* _How to complete this task_
Identify and pull out each line of the entries in which "summary" occurs.
(Input data begins)
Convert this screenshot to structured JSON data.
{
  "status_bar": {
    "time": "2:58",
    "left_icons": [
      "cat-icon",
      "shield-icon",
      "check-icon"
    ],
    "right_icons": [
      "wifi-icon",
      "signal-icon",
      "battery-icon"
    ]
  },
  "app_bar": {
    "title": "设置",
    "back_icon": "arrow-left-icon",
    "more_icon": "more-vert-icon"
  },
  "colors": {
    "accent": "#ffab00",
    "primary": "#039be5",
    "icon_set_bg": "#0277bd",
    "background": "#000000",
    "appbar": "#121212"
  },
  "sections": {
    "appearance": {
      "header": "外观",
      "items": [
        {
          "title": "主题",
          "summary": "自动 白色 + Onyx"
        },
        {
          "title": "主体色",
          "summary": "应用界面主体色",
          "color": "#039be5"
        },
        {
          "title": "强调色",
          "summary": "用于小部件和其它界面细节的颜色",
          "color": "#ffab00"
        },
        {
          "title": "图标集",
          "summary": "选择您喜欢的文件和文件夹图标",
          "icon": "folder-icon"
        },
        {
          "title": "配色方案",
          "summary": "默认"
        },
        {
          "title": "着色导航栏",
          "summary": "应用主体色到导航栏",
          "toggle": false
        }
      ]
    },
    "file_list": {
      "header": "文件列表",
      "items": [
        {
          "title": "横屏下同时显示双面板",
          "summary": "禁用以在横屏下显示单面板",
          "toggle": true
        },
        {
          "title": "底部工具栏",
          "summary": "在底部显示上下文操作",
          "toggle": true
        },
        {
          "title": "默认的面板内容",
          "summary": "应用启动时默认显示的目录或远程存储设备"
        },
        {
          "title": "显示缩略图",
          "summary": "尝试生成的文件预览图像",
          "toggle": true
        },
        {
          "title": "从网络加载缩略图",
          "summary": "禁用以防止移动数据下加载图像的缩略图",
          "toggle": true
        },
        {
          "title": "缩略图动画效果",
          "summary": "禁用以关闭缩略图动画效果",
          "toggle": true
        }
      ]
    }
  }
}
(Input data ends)
* _Task response_
          "summary": "自动 白色 + Onyx"
          "summary": "应用界面主体色",
          "summary": "用于小部件和其它界面细节的颜色",
          "summary": "选择您喜欢的文件和文件夹图标",
          "summary": "默认"
          "summary": "应用主体色到导航栏",
          "summary": "禁用以在横屏下显示单面板",
          "summary": "在底部显示上下文操作",
          "summary": "应用启动时默认显示的目录或远程存储设备"
          "summary": "尝试生成的文件预览图像",
          "summary": "禁用以防止移动数据下加载图像的缩略图",
          "summary": "禁用以关闭缩略图动画效果",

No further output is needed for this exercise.